Most of us will be very familiar with Bion’s (1962) idea that infants can communicate emotions they are not yet able to manage to their caregivers – even sometimes, as it were, to infect them. The caregiver’s role is to contain, to modify and detoxify, returning these emotions to the infant in a more manageable form: ‘A well-balanced mother can accept [feelings of which the infant wishes to be rid] and respond therapeutically.’ Chris Mawson, the editor of Bion’s Complete Works, has observed that ‘It is hardly possible to attend a psychoanalytic conference these days without hearing the word ‘containment’.’ The concept has become somewhat domesticated and its orthodox usage in these contexts invokes a thin version of what Bion himself thought was involved. As his paper on catastrophic change makes clear, the idea for him also carried the military meaning of one force limiting the power of another . Coping with the emotional turbulence stirred up in all of us by the current situation of radical change and uncertainty invites us to reflect on the meaning of containment.
Given all the exigencies of the situation, it is important that we find forums in which we can discuss the reverberations of the Covid-19 pandemic, their effect on patients and on us, on the psychoanalytic setting, and on wider society as well. Doing this may help us to find ways through that offer the best prospects in the circumstances not only for damage limitation but perhaps also for adaptive growth and development.
We cannot meet in person to discuss these issues, but we can connect online. Therefore, as part of the wider endeavour, UCL’s Psychoanalysis Unit is hosting a virtual conference this November. The areas the programme will address will include:
- The consequences of the pandemic for psychic life in general, and across the lifespan from infancy to old age. Particular effects on those with vulnerabilities. Anxieties and wishes connected not only with Covid, but in connection with social distancing and isolation. Their impact on fantasy, transference, and countertransference. What is it to be well-balanced in these times?

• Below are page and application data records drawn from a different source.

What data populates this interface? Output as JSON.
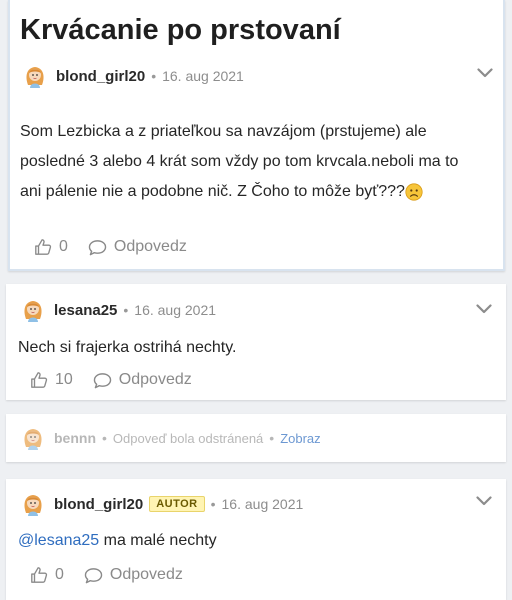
{
  "post": {
    "title": "Krvácanie po prstovaní",
    "author": "blond_girl20",
    "date": "16. aug 2021",
    "body_lines": [
      "Som Lezbicka a z priateľkou sa navzájom (prstujeme) ale",
      "posledné 3 alebo 4 krát som vždy po tom krvcala.neboli ma to",
      "ani pálenie nie a podobne nič. Z Čoho to môže byť???"
    ],
    "likes": "0",
    "reply_label": "Odpovedz",
    "icons": {
      "avatar": "blonde-girl-avatar",
      "emoji": "worried-face-emoji",
      "like": "thumbs-up-icon",
      "reply": "speech-bubble-icon",
      "menu": "chevron-down-icon"
    }
  },
  "comments": [
    {
      "author": "lesana25",
      "date": "16. aug 2021",
      "text": "Nech si frajerka ostrihá nechty.",
      "likes": "10",
      "reply_label": "Odpovedz"
    },
    {
      "author": "bennn",
      "removed_text": "Odpoveď bola odstránená",
      "show_label": "Zobraz"
    },
    {
      "author": "blond_girl20",
      "badge": "AUTOR",
      "date": "16. aug 2021",
      "mention": "@lesana25",
      "text": " ma malé nechty",
      "likes": "0",
      "reply_label": "Odpovedz"
    }
  ],
  "separator": "•"
}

- The impact of the pandemic on the psychoanalytic setting operating through interlinked physical and psychological channels; the practical and psychological responses available; the move to remote working, which many analysts had thought incompatible with an analytic process.

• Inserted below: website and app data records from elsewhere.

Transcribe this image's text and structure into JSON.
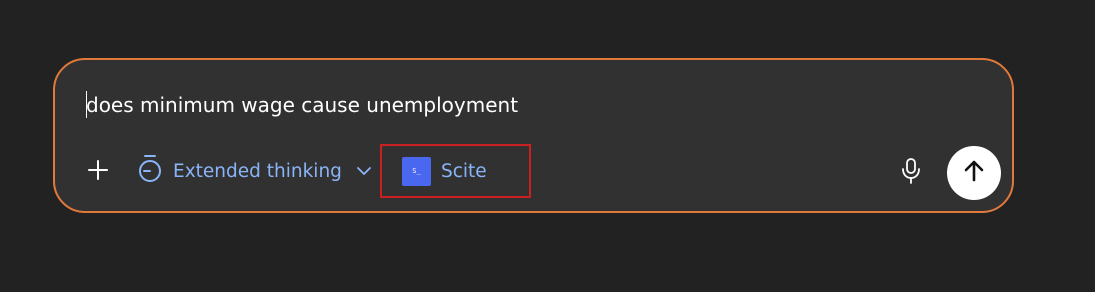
{
  "composer": {
    "input_value": "does minimum wage cause unemployment",
    "accent_color": "#e0793a",
    "background_color": "#313131"
  },
  "toolbar": {
    "add_icon": "plus-icon",
    "thinking": {
      "icon": "stopwatch-icon",
      "label": "Extended thinking",
      "chevron_icon": "chevron-down-icon"
    },
    "integration": {
      "logo_text": "S_",
      "label": "Scite",
      "logo_color": "#4a67f0",
      "highlight_color": "#cc1f1f"
    },
    "mic_icon": "microphone-icon",
    "send_icon": "arrow-up-icon"
  }
}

- The immediate and longer-term impact of the pandemic in other mental health settings and services including those for children and the seriously mentally ill. Pre-existing walls between clinic and community have thinned. The pandemic has increased awareness of widespread mental health problems, both pre-existing, current, and anticipated.
- The global social, racial, economic and health strains, inequalities, and differences that the pandemic has laid bare and is likely to increase.

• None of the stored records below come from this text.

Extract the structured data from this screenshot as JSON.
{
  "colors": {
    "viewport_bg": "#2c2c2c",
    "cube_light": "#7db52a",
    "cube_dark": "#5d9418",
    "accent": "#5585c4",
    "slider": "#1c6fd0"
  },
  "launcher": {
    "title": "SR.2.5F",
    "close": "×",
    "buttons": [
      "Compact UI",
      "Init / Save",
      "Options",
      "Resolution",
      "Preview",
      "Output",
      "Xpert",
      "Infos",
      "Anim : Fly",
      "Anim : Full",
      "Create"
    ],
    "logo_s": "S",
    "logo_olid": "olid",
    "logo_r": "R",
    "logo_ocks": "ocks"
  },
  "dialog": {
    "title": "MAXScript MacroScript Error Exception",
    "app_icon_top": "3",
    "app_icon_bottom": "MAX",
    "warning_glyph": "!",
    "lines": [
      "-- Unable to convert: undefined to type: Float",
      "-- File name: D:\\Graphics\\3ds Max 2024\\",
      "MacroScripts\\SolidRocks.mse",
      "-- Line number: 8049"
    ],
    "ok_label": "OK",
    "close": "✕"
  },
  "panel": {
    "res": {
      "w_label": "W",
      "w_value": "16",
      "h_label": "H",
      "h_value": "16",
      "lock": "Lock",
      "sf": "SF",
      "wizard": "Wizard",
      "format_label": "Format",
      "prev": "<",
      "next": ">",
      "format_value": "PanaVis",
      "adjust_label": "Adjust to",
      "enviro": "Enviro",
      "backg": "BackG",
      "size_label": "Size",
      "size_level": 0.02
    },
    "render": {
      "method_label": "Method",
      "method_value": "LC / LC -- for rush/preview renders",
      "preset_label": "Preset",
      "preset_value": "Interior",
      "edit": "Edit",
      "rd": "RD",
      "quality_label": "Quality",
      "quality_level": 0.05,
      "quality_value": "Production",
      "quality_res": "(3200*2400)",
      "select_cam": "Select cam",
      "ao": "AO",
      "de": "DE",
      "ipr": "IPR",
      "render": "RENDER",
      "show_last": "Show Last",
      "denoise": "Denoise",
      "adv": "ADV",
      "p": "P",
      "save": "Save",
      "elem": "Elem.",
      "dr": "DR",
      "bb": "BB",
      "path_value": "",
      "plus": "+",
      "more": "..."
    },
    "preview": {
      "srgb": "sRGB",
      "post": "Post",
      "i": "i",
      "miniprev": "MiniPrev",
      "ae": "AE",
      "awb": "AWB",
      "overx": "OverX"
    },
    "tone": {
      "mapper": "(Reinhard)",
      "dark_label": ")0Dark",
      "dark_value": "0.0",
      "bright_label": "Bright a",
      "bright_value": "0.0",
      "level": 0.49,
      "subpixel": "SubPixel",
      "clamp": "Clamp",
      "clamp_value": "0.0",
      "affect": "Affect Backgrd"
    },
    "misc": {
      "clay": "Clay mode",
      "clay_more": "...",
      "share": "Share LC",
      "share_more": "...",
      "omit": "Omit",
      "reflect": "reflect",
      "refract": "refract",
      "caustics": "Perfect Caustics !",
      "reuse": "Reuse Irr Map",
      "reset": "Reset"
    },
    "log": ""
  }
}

Can our discipline with its developing knowledge, theoretical assumptions, training methods and clinical practices help in responding to these matters, and is it possible that the experience we are all having of not being at home in the world we now inhabit may help us to examine some of our assumptions as part of the work of rising to this challenge? We hope that you will join the conversation.
Bion, W. R. (1962). A Theory of Thinking Second Thoughts (1967) (pp. 110-119). London: Karnac.
Freud, S. (1919). The 'Uncanny' S. E. 17 (pp. 217-256).
Freud, S. (1921). Group Psychology and the Analysis of the Ego S. E. 18 (pp. 65-144).
Heidegger, M. (1927). Being and Time. Oxford: Blackwell.
 Sulkowicz, 2020.
 This aspect of the concept has also been recently evoked by governments’ efforts to contain the virus which have led to the imposition of restrictions previously unknown in peacetime.
To find out more about the conference, please visit the event webpage.